──────── EXERCISE DATA ────────
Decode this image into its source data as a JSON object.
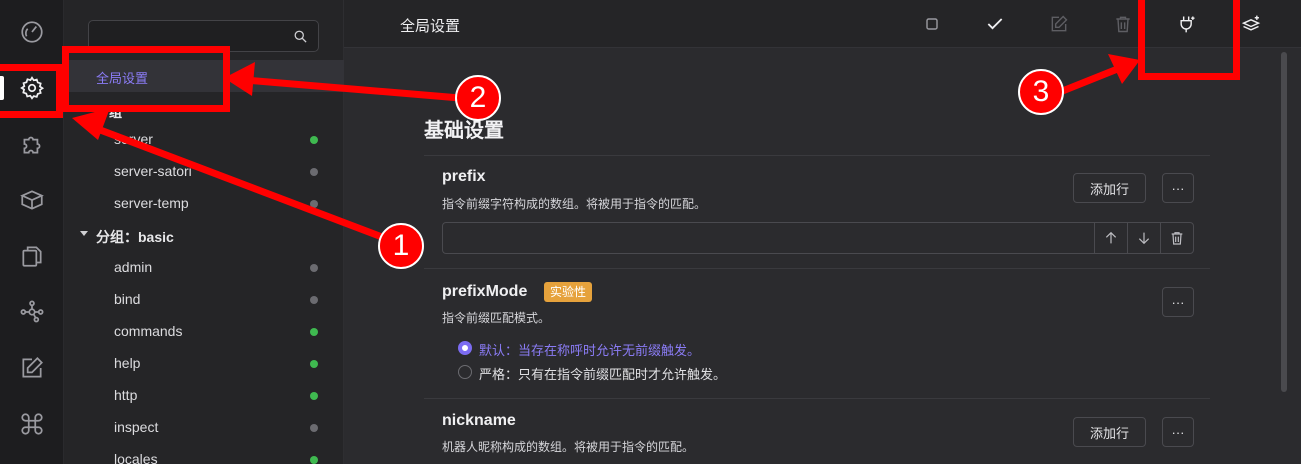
{
  "activity_bar": {
    "items": [
      {
        "name": "dashboard-icon"
      },
      {
        "name": "settings-gear-icon",
        "active": true
      },
      {
        "name": "puzzle-plugins-icon"
      },
      {
        "name": "package-box-icon"
      },
      {
        "name": "files-copy-icon"
      },
      {
        "name": "network-graph-icon"
      },
      {
        "name": "edit-pen-icon"
      },
      {
        "name": "command-icon"
      }
    ]
  },
  "sidebar": {
    "search_placeholder": "",
    "selected": "全局设置",
    "partial_group": "分组",
    "items": [
      {
        "label": "server",
        "enabled": true
      },
      {
        "label": "server-satori",
        "enabled": false
      },
      {
        "label": "server-temp",
        "enabled": false
      }
    ],
    "group_basic": "分组：basic",
    "basic_items": [
      {
        "label": "admin",
        "enabled": false
      },
      {
        "label": "bind",
        "enabled": false
      },
      {
        "label": "commands",
        "enabled": true
      },
      {
        "label": "help",
        "enabled": true
      },
      {
        "label": "http",
        "enabled": true
      },
      {
        "label": "inspect",
        "enabled": false
      },
      {
        "label": "locales",
        "enabled": true
      }
    ]
  },
  "header": {
    "title": "全局设置",
    "buttons": [
      "checkbox-icon",
      "check-icon",
      "edit-icon",
      "trash-icon",
      "plug-add-icon",
      "layers-add-icon"
    ]
  },
  "content": {
    "section_title": "基础设置",
    "prefix": {
      "name": "prefix",
      "desc": "指令前缀字符构成的数组。将被用于指令的匹配。",
      "add_label": "添加行",
      "more_label": "···"
    },
    "prefixMode": {
      "name": "prefixMode",
      "badge": "实验性",
      "desc": "指令前缀匹配模式。",
      "more_label": "···",
      "options": [
        {
          "label": "默认：当存在称呼时允许无前缀触发。",
          "selected": true
        },
        {
          "label": "严格：只有在指令前缀匹配时才允许触发。",
          "selected": false
        }
      ]
    },
    "nickname": {
      "name": "nickname",
      "desc": "机器人昵称构成的数组。将被用于指令的匹配。",
      "add_label": "添加行",
      "more_label": "···"
    }
  },
  "annotations": {
    "callouts": [
      "1",
      "2",
      "3"
    ],
    "color": "#ff0000"
  },
  "colors": {
    "accent": "#7c6cf2",
    "status_on": "#3fb950",
    "status_off": "#6b6b70",
    "badge": "#e6a23c"
  }
}
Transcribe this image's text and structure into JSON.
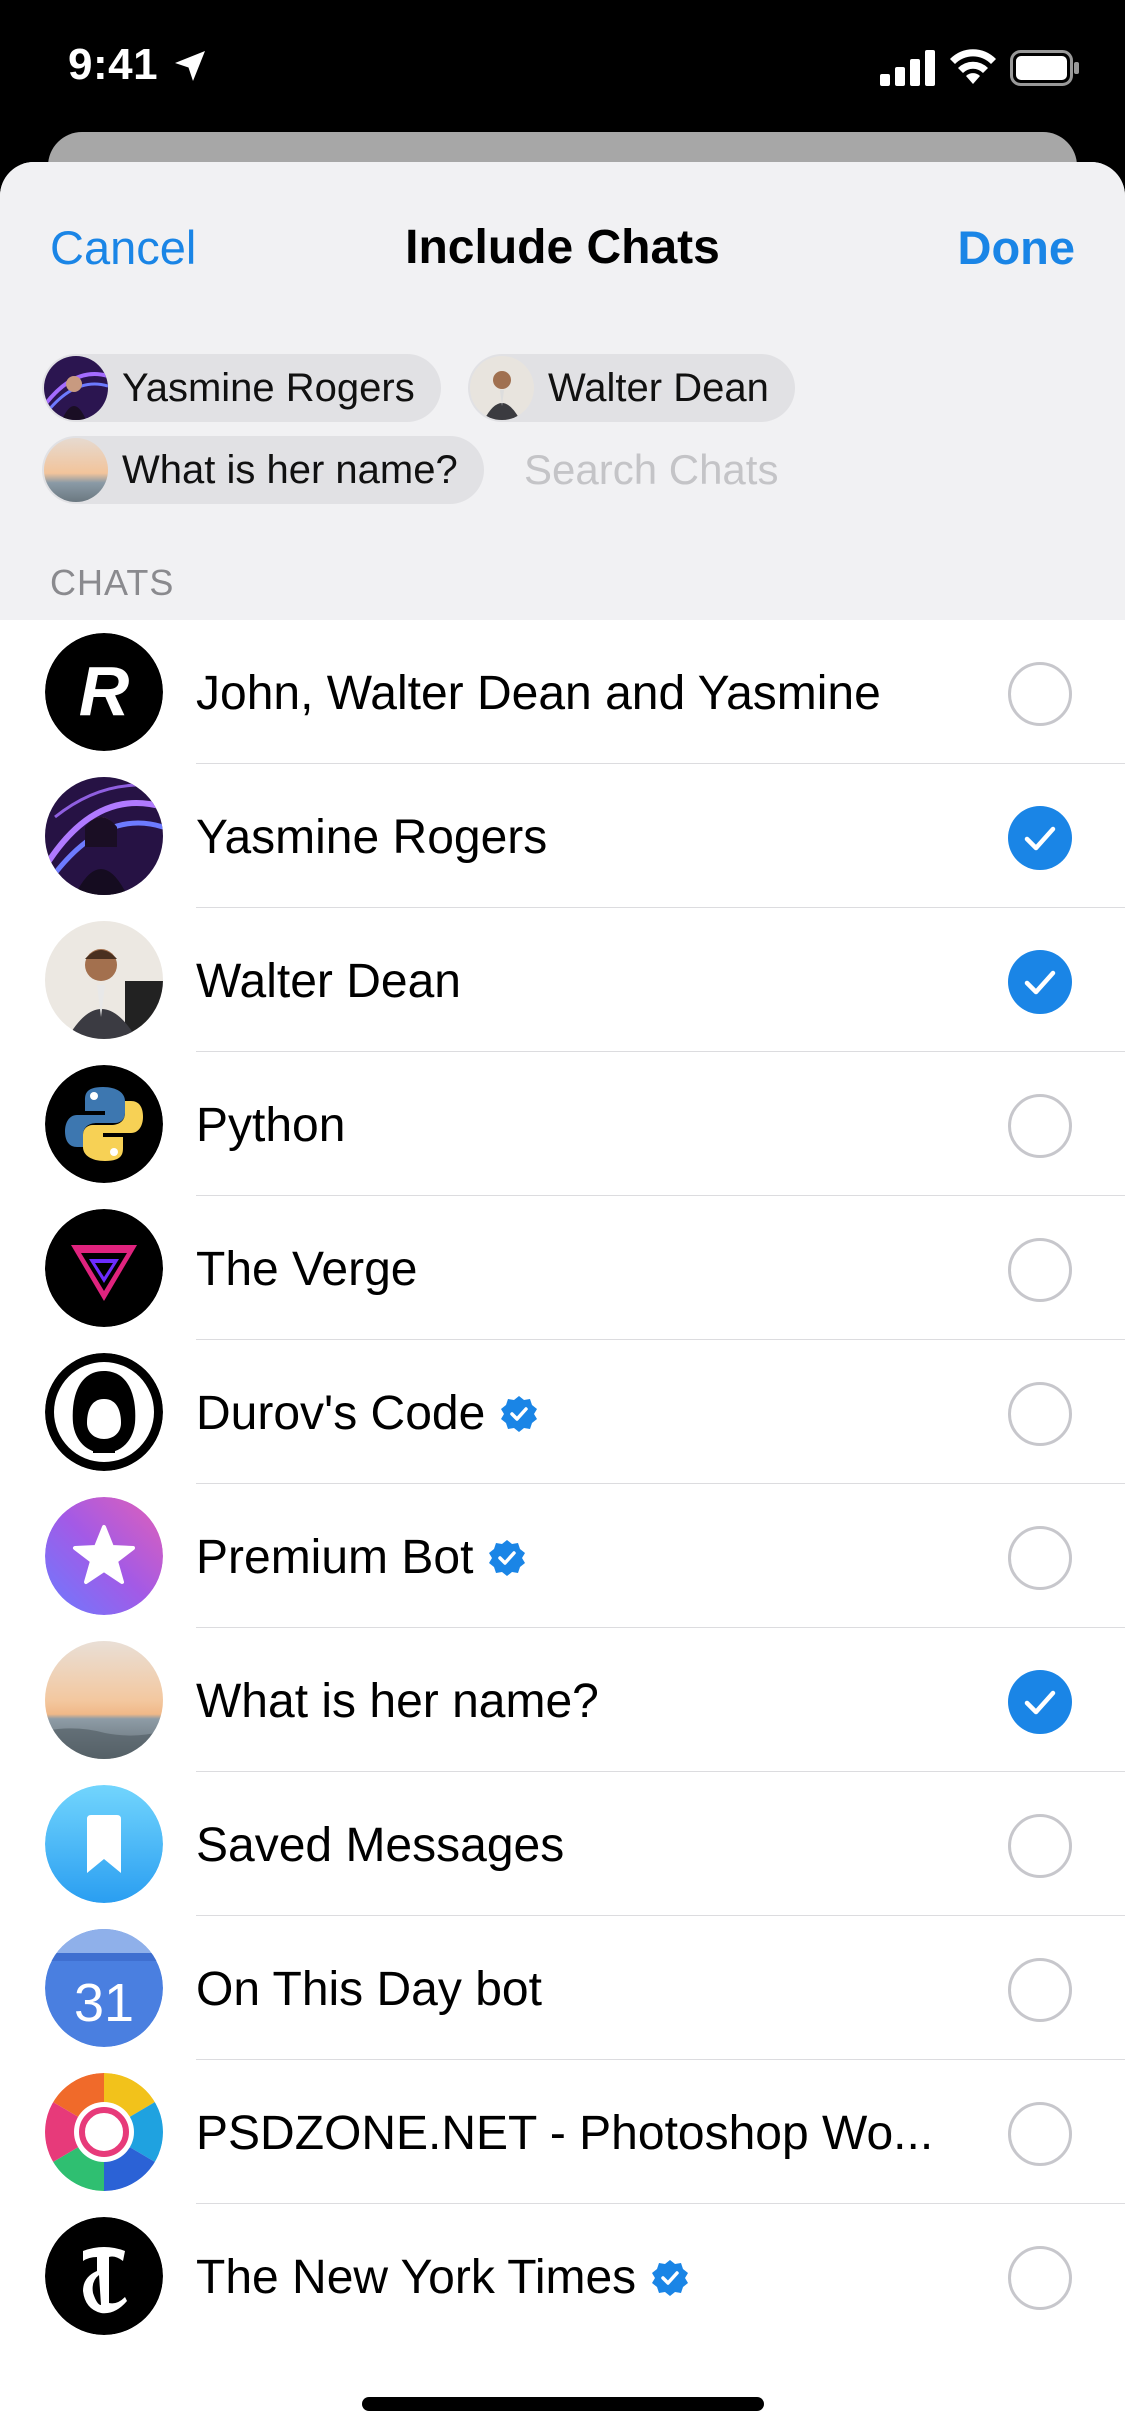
{
  "status": {
    "time": "9:41"
  },
  "nav": {
    "cancel": "Cancel",
    "title": "Include Chats",
    "done": "Done"
  },
  "tokens": [
    {
      "label": "Yasmine Rogers"
    },
    {
      "label": "Walter Dean"
    },
    {
      "label": "What is her name?"
    }
  ],
  "search": {
    "placeholder": "Search Chats"
  },
  "section": {
    "header": "CHATS"
  },
  "colors": {
    "accent": "#1a85e6",
    "separator": "#dcdcdf",
    "header_bg": "#f1f1f3"
  },
  "chats": [
    {
      "name": "John, Walter Dean and Yasmine",
      "avatar": "letter-r-avatar",
      "selected": false,
      "verified": false
    },
    {
      "name": "Yasmine Rogers",
      "avatar": "person-photo-avatar",
      "selected": true,
      "verified": false
    },
    {
      "name": "Walter Dean",
      "avatar": "person-photo-avatar",
      "selected": true,
      "verified": false
    },
    {
      "name": "Python",
      "avatar": "python-logo-avatar",
      "selected": false,
      "verified": false
    },
    {
      "name": "The Verge",
      "avatar": "verge-logo-avatar",
      "selected": false,
      "verified": false
    },
    {
      "name": "Durov's Code",
      "avatar": "hooded-figure-avatar",
      "selected": false,
      "verified": true
    },
    {
      "name": "Premium Bot",
      "avatar": "star-avatar",
      "selected": false,
      "verified": true
    },
    {
      "name": "What is her name?",
      "avatar": "sunset-photo-avatar",
      "selected": true,
      "verified": false
    },
    {
      "name": "Saved Messages",
      "avatar": "bookmark-avatar",
      "selected": false,
      "verified": false
    },
    {
      "name": "On This Day bot",
      "avatar": "calendar-avatar",
      "selected": false,
      "verified": false,
      "avatar_text": "31"
    },
    {
      "name": "PSDZONE.NET - Photoshop Wo...",
      "avatar": "color-wheel-avatar",
      "selected": false,
      "verified": false
    },
    {
      "name": "The New York Times",
      "avatar": "nyt-logo-avatar",
      "selected": false,
      "verified": true
    }
  ]
}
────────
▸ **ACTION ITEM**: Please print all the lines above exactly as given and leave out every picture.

▸ **OUTPUT FOR THIS EXERCISE**:
Decode this image into its source data as a JSON object.
{
  "activity_bar": {
    "items": [
      {
        "name": "dashboard-icon"
      },
      {
        "name": "settings-gear-icon",
        "active": true
      },
      {
        "name": "puzzle-plugins-icon"
      },
      {
        "name": "package-box-icon"
      },
      {
        "name": "files-copy-icon"
      },
      {
        "name": "network-graph-icon"
      },
      {
        "name": "edit-pen-icon"
      },
      {
        "name": "command-icon"
      }
    ]
  },
  "sidebar": {
    "search_placeholder": "",
    "selected": "全局设置",
    "partial_group": "分组",
    "items": [
      {
        "label": "server",
        "enabled": true
      },
      {
        "label": "server-satori",
        "enabled": false
      },
      {
        "label": "server-temp",
        "enabled": false
      }
    ],
    "group_basic": "分组：basic",
    "basic_items": [
      {
        "label": "admin",
        "enabled": false
      },
      {
        "label": "bind",
        "enabled": false
      },
      {
        "label": "commands",
        "enabled": true
      },
      {
        "label": "help",
        "enabled": true
      },
      {
        "label": "http",
        "enabled": true
      },
      {
        "label": "inspect",
        "enabled": false
      },
      {
        "label": "locales",
        "enabled": true
      }
    ]
  },
  "header": {
    "title": "全局设置",
    "buttons": [
      "checkbox-icon",
      "check-icon",
      "edit-icon",
      "trash-icon",
      "plug-add-icon",
      "layers-add-icon"
    ]
  },
  "content": {
    "section_title": "基础设置",
    "prefix": {
      "name": "prefix",
      "desc": "指令前缀字符构成的数组。将被用于指令的匹配。",
      "add_label": "添加行",
      "more_label": "···"
    },
    "prefixMode": {
      "name": "prefixMode",
      "badge": "实验性",
      "desc": "指令前缀匹配模式。",
      "more_label": "···",
      "options": [
        {
          "label": "默认：当存在称呼时允许无前缀触发。",
          "selected": true
        },
        {
          "label": "严格：只有在指令前缀匹配时才允许触发。",
          "selected": false
        }
      ]
    },
    "nickname": {
      "name": "nickname",
      "desc": "机器人昵称构成的数组。将被用于指令的匹配。",
      "add_label": "添加行",
      "more_label": "···"
    }
  },
  "annotations": {
    "callouts": [
      "1",
      "2",
      "3"
    ],
    "color": "#ff0000"
  },
  "colors": {
    "accent": "#7c6cf2",
    "status_on": "#3fb950",
    "status_off": "#6b6b70",
    "badge": "#e6a23c"
  }
}
Transcribe this image's text and structure into JSON.
{
  "status": {
    "time": "9:41"
  },
  "nav": {
    "cancel": "Cancel",
    "title": "Include Chats",
    "done": "Done"
  },
  "tokens": [
    {
      "label": "Yasmine Rogers"
    },
    {
      "label": "Walter Dean"
    },
    {
      "label": "What is her name?"
    }
  ],
  "search": {
    "placeholder": "Search Chats"
  },
  "section": {
    "header": "CHATS"
  },
  "colors": {
    "accent": "#1a85e6",
    "separator": "#dcdcdf",
    "header_bg": "#f1f1f3"
  },
  "chats": [
    {
      "name": "John, Walter Dean and Yasmine",
      "avatar": "letter-r-avatar",
      "selected": false,
      "verified": false
    },
    {
      "name": "Yasmine Rogers",
      "avatar": "person-photo-avatar",
      "selected": true,
      "verified": false
    },
    {
      "name": "Walter Dean",
      "avatar": "person-photo-avatar",
      "selected": true,
      "verified": false
    },
    {
      "name": "Python",
      "avatar": "python-logo-avatar",
      "selected": false,
      "verified": false
    },
    {
      "name": "The Verge",
      "avatar": "verge-logo-avatar",
      "selected": false,
      "verified": false
    },
    {
      "name": "Durov's Code",
      "avatar": "hooded-figure-avatar",
      "selected": false,
      "verified": true
    },
    {
      "name": "Premium Bot",
      "avatar": "star-avatar",
      "selected": false,
      "verified": true
    },
    {
      "name": "What is her name?",
      "avatar": "sunset-photo-avatar",
      "selected": true,
      "verified": false
    },
    {
      "name": "Saved Messages",
      "avatar": "bookmark-avatar",
      "selected": false,
      "verified": false
    },
    {
      "name": "On This Day bot",
      "avatar": "calendar-avatar",
      "selected": false,
      "verified": false,
      "avatar_text": "31"
    },
    {
      "name": "PSDZONE.NET - Photoshop Wo...",
      "avatar": "color-wheel-avatar",
      "selected": false,
      "verified": false
    },
    {
      "name": "The New York Times",
      "avatar": "nyt-logo-avatar",
      "selected": false,
      "verified": true
    }
  ]
}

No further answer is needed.